Earlier this year, we warned about a provision in the highway bill that would pave the road for mandating the installation of black boxes in automobiles. Much like the recording devices embedded in aircraft, these data recorders would allow collision investigators to ascertain certain information preceding a car crash. This is obviously not something that most Americans would feel comfortable with, yet it is one more example of the fed’s creeping statism and infringement of our privacy.
Despite the fact that this provision was removed from the final bill that passed Congress earlier this summer, the National Highway Traffic Safety Administration (NHTSA) is already making rules for those manufacturers that install optional data recorders. The Hill reports:
New federal standards for “black boxes” that record information leading up to auto accidents will will take effect Sept. 1, the National Highway Traffic Safety Administration (NHTSA) ruled on Tuesday.
The decision means the new standards for the devices will not be delayed by one year, as automakers had requested.
The federal standards will apply only to cars that are voluntarily outfitted with event data recorders (EDRs), also known as black boxes. But while the government does not yet require all cars to have black boxes installed, NHTSA is still thought to be considering a federal mandate as a next step, possibly this year.
This is how all meretricious bureaucratic ideas take root. They begin with a few legislative trial balloons that fail to gain enough support. Then they try implementing optional rules and programs. Eventually, they evince a sense of inevitability and garner majority support for their idea. The data recorders must be stopped now.
We are already facing another looming threat to our transportation privacy in the form of a Vehicle Mile Traveled (VMT) tax. This odious idea would allow the government to tax you per mile traveled on highways through some sort of a tracking device.

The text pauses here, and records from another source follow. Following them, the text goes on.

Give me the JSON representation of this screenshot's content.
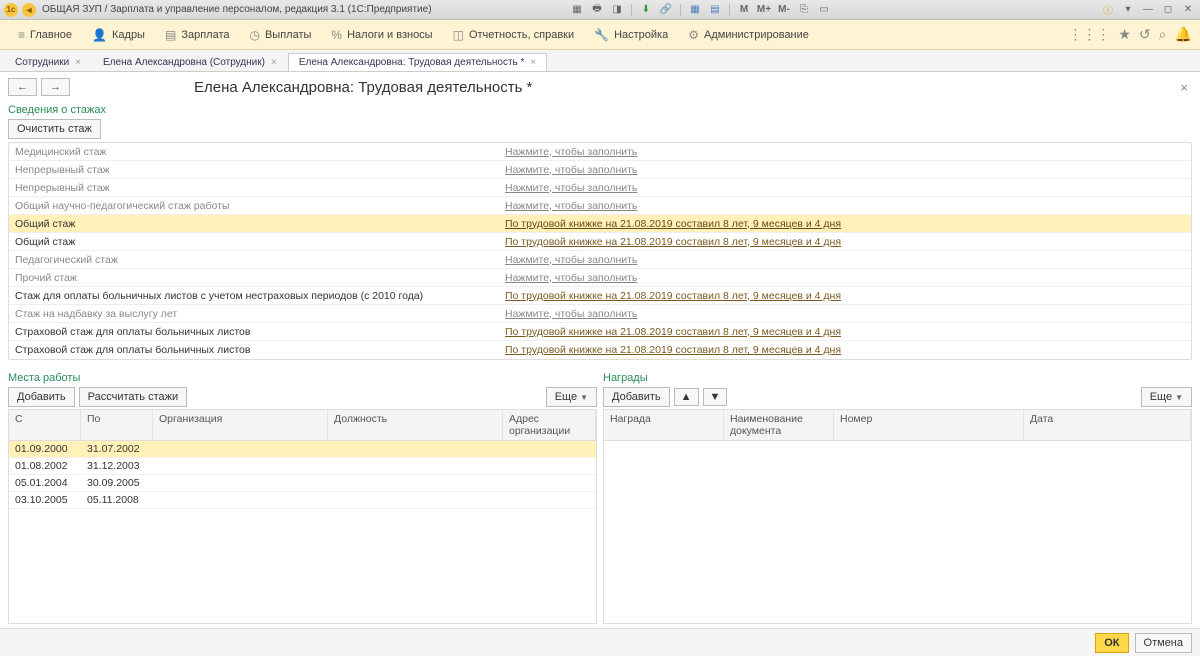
{
  "titlebar": {
    "title": "ОБЩАЯ ЗУП / Зарплата и управление персоналом, редакция 3.1  (1С:Предприятие)",
    "right_labels": {
      "m": "M",
      "mplus": "M+",
      "mminus": "M-"
    }
  },
  "mainmenu": {
    "items": [
      {
        "icon": "≡",
        "label": "Главное"
      },
      {
        "icon": "👤",
        "label": "Кадры"
      },
      {
        "icon": "📄",
        "label": "Зарплата"
      },
      {
        "icon": "⏱",
        "label": "Выплаты"
      },
      {
        "icon": "%",
        "label": "Налоги и взносы"
      },
      {
        "icon": "📊",
        "label": "Отчетность, справки"
      },
      {
        "icon": "🔧",
        "label": "Настройка"
      },
      {
        "icon": "⚙",
        "label": "Администрирование"
      }
    ]
  },
  "tabs": [
    {
      "label": "Сотрудники",
      "close": true,
      "active": false
    },
    {
      "label": "Елена Александровна (Сотрудник)",
      "close": true,
      "active": false
    },
    {
      "label": "Елена Александровна: Трудовая деятельность *",
      "close": true,
      "active": true
    }
  ],
  "page": {
    "title": "Елена Александровна: Трудовая деятельность *"
  },
  "sections": {
    "stazh": {
      "label": "Сведения о стажах",
      "clear_btn": "Очистить стаж",
      "rows": [
        {
          "name": "Медицинский стаж",
          "value": "Нажмите, чтобы заполнить",
          "filled": false,
          "active": false,
          "hl": false
        },
        {
          "name": "Непрерывный стаж",
          "value": "Нажмите, чтобы заполнить",
          "filled": false,
          "active": false,
          "hl": false
        },
        {
          "name": "Непрерывный стаж",
          "value": "Нажмите, чтобы заполнить",
          "filled": false,
          "active": false,
          "hl": false
        },
        {
          "name": "Общий научно-педагогический стаж работы",
          "value": "Нажмите, чтобы заполнить",
          "filled": false,
          "active": false,
          "hl": false
        },
        {
          "name": "Общий стаж",
          "value": "По трудовой книжке на 21.08.2019 составил 8 лет, 9 месяцев и 4 дня",
          "filled": true,
          "active": true,
          "hl": true
        },
        {
          "name": "Общий стаж",
          "value": "По трудовой книжке на 21.08.2019 составил 8 лет, 9 месяцев и 4 дня",
          "filled": true,
          "active": true,
          "hl": false
        },
        {
          "name": "Педагогический стаж",
          "value": "Нажмите, чтобы заполнить",
          "filled": false,
          "active": false,
          "hl": false
        },
        {
          "name": "Прочий стаж",
          "value": "Нажмите, чтобы заполнить",
          "filled": false,
          "active": false,
          "hl": false
        },
        {
          "name": "Стаж для оплаты больничных листов с учетом нестраховых периодов (с 2010 года)",
          "value": "По трудовой книжке на 21.08.2019 составил 8 лет, 9 месяцев и 4 дня",
          "filled": true,
          "active": true,
          "hl": false
        },
        {
          "name": "Стаж на надбавку за выслугу лет",
          "value": "Нажмите, чтобы заполнить",
          "filled": false,
          "active": false,
          "hl": false
        },
        {
          "name": "Страховой стаж для оплаты больничных листов",
          "value": "По трудовой книжке на 21.08.2019 составил 8 лет, 9 месяцев и 4 дня",
          "filled": true,
          "active": true,
          "hl": false
        },
        {
          "name": "Страховой стаж для оплаты больничных листов",
          "value": "По трудовой книжке на 21.08.2019 составил 8 лет, 9 месяцев и 4 дня",
          "filled": true,
          "active": true,
          "hl": false
        }
      ]
    },
    "places": {
      "label": "Места работы",
      "add_btn": "Добавить",
      "calc_btn": "Рассчитать стажи",
      "more_btn": "Еще",
      "headers": {
        "from": "С",
        "to": "По",
        "org": "Организация",
        "pos": "Должность",
        "addr": "Адрес организации"
      },
      "rows": [
        {
          "from": "01.09.2000",
          "to": "31.07.2002",
          "org": "",
          "pos": "",
          "addr": "",
          "sel": true
        },
        {
          "from": "01.08.2002",
          "to": "31.12.2003",
          "org": "",
          "pos": "",
          "addr": "",
          "sel": false
        },
        {
          "from": "05.01.2004",
          "to": "30.09.2005",
          "org": "",
          "pos": "",
          "addr": "",
          "sel": false
        },
        {
          "from": "03.10.2005",
          "to": "05.11.2008",
          "org": "",
          "pos": "",
          "addr": "",
          "sel": false
        }
      ]
    },
    "awards": {
      "label": "Награды",
      "add_btn": "Добавить",
      "more_btn": "Еще",
      "headers": {
        "award": "Награда",
        "doc": "Наименование документа",
        "num": "Номер",
        "date": "Дата"
      }
    }
  },
  "footer": {
    "ok": "ОК",
    "cancel": "Отмена"
  }
}
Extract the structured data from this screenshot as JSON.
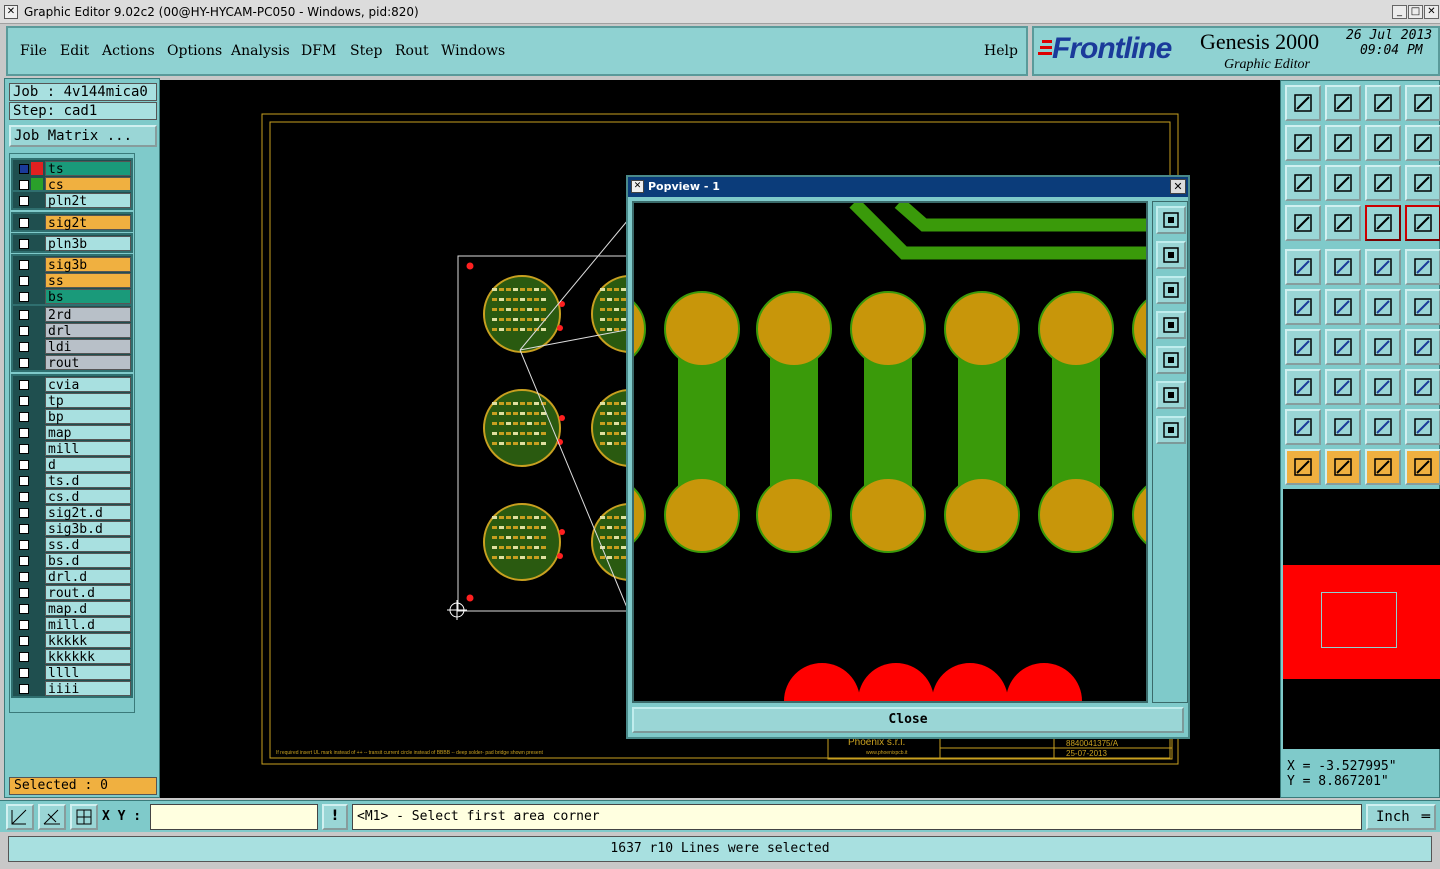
{
  "window": {
    "title": "Graphic Editor 9.02c2 (00@HY-HYCAM-PC050 - Windows, pid:820)"
  },
  "menu": {
    "items": [
      "File",
      "Edit",
      "Actions",
      "Options",
      "Analysis",
      "DFM",
      "Step",
      "Rout",
      "Windows"
    ],
    "help": "Help"
  },
  "brand": {
    "logo": "Frontline",
    "product": "Genesis 2000",
    "subtitle": "Graphic Editor",
    "date": "26 Jul 2013",
    "time": "09:04 PM"
  },
  "job": {
    "job_label": "Job : 4v144mica0",
    "step_label": "Step: cad1",
    "matrix_button": "Job Matrix ..."
  },
  "layers": [
    {
      "name": "ts",
      "color": "#1a9a7a",
      "swatch": "#e02020",
      "affected": true
    },
    {
      "name": "cs",
      "color": "#f0b040",
      "swatch": "#2aa02a"
    },
    {
      "name": "pln2t",
      "color": "#a8e0e0"
    },
    {
      "name": "sig2t",
      "color": "#f0b040"
    },
    {
      "name": "pln3b",
      "color": "#a8e0e0"
    },
    {
      "name": "sig3b",
      "color": "#f0b040"
    },
    {
      "name": "ss",
      "color": "#f0b040"
    },
    {
      "name": "bs",
      "color": "#1a9a7a"
    },
    {
      "name": "2rd",
      "color": "#b8c0c8"
    },
    {
      "name": "drl",
      "color": "#b8c0c8"
    },
    {
      "name": "ldi",
      "color": "#b8c0c8"
    },
    {
      "name": "rout",
      "color": "#b8c0c8"
    },
    {
      "name": "cvia",
      "color": "#a8e0e0"
    },
    {
      "name": "tp",
      "color": "#a8e0e0"
    },
    {
      "name": "bp",
      "color": "#a8e0e0"
    },
    {
      "name": "map",
      "color": "#a8e0e0"
    },
    {
      "name": "mill",
      "color": "#a8e0e0"
    },
    {
      "name": "d",
      "color": "#a8e0e0"
    },
    {
      "name": "ts.d",
      "color": "#a8e0e0"
    },
    {
      "name": "cs.d",
      "color": "#a8e0e0"
    },
    {
      "name": "sig2t.d",
      "color": "#a8e0e0"
    },
    {
      "name": "sig3b.d",
      "color": "#a8e0e0"
    },
    {
      "name": "ss.d",
      "color": "#a8e0e0"
    },
    {
      "name": "bs.d",
      "color": "#a8e0e0"
    },
    {
      "name": "drl.d",
      "color": "#a8e0e0"
    },
    {
      "name": "rout.d",
      "color": "#a8e0e0"
    },
    {
      "name": "map.d",
      "color": "#a8e0e0"
    },
    {
      "name": "mill.d",
      "color": "#a8e0e0"
    },
    {
      "name": "kkkkk",
      "color": "#a8e0e0"
    },
    {
      "name": "kkkkkk",
      "color": "#a8e0e0"
    },
    {
      "name": "llll",
      "color": "#a8e0e0"
    },
    {
      "name": "iiii",
      "color": "#a8e0e0"
    }
  ],
  "selected": "Selected : 0",
  "canvas": {
    "title_block_company": "Phoenix s.r.l.",
    "title_block_site": "www.phoenixpcb.it",
    "part_number": "8840041375/A",
    "date": "25-07-2013",
    "footer_note": "If required insert UL  mark instead of ++  -- transit current circle instead of BBBB -- deep solder- pad bridge shown present"
  },
  "popview": {
    "title": "Popview - 1",
    "close_label": "Close"
  },
  "coords": {
    "x": "X = -3.527995\"",
    "y": "Y = 8.867201\""
  },
  "command": {
    "xy_label": "X Y :",
    "input_value": "",
    "prompt": "<M1> - Select first area corner",
    "units": "Inch"
  },
  "status": "1637 r10 Lines were selected",
  "colors": {
    "panel": "#7fcaca",
    "signal_pad": "#c8960a",
    "trace": "#3a9a0a",
    "mask": "#ff0000"
  },
  "icons": [
    "home-icon",
    "move-icon",
    "window-icon",
    "zoom-fit-icon",
    "help-icon",
    "select-icon"
  ]
}
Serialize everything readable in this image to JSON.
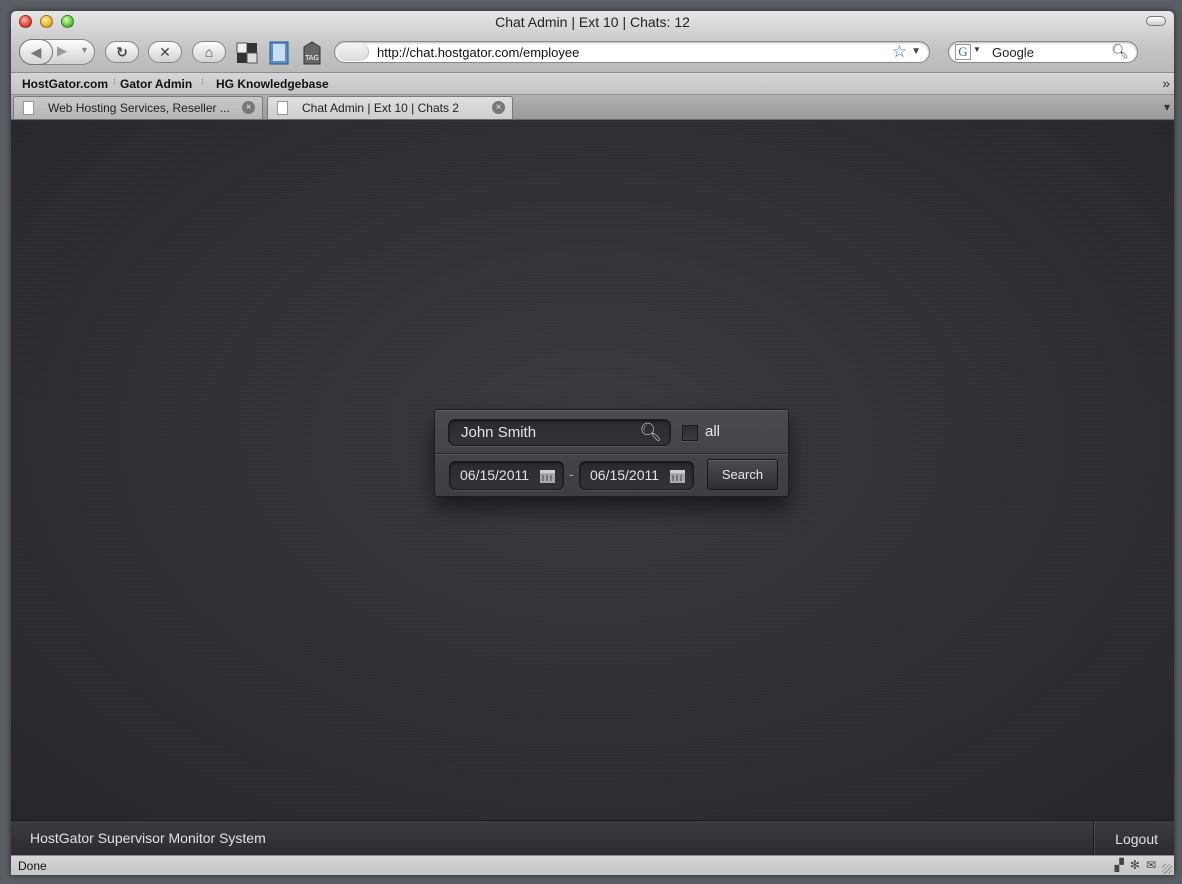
{
  "window": {
    "title": "Chat Admin | Ext 10 | Chats: 12"
  },
  "toolbar": {
    "url": "http://chat.hostgator.com/employee",
    "search_engine_placeholder": "Google"
  },
  "bookmarks": [
    "HostGator.com",
    "Gator Admin",
    "HG Knowledgebase"
  ],
  "tabs": [
    {
      "label": "Web Hosting Services, Reseller ...",
      "active": false
    },
    {
      "label": "Chat Admin | Ext 10 | Chats 2",
      "active": true
    }
  ],
  "search_panel": {
    "name_value": "John Smith",
    "all_label": "all",
    "all_checked": false,
    "date_from": "06/15/2011",
    "date_separator": "-",
    "date_to": "06/15/2011",
    "search_button": "Search"
  },
  "footer": {
    "brand": "HostGator Supervisor Monitor System",
    "logout": "Logout"
  },
  "status": {
    "text": "Done"
  }
}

Folks, it’s enough that we are denuded of our privacy while traveling through airports. We must ensure that our unrestricted right to travel by car – the paradigm of American freedom – remains unfettered. Yet, as long as we continue to support a national transportation policy run by the federal government, we will remain vulnerable to more restrictions on our freedoms. Sadly, 24 Republican senators and 186 Republican representatives voted for the latest federal highway bill. By voting for a transportation bill that will engender the need for future tax increases and force all 50 states to rely on the federal government for that revenue, they have exposed us to future policies that will restrict and regulate our automobile travel.
Twenty years after completion of the interstate highway system, the real solution to our infrastructure problems is to get the federal government out of surface transportation altogether. By devolving transportation spending to the states and abolishing the Federal Transit Administration and most of the Federal Highway Administration, we will not only save money and improve our infrastructure, we will also preserve our liberties.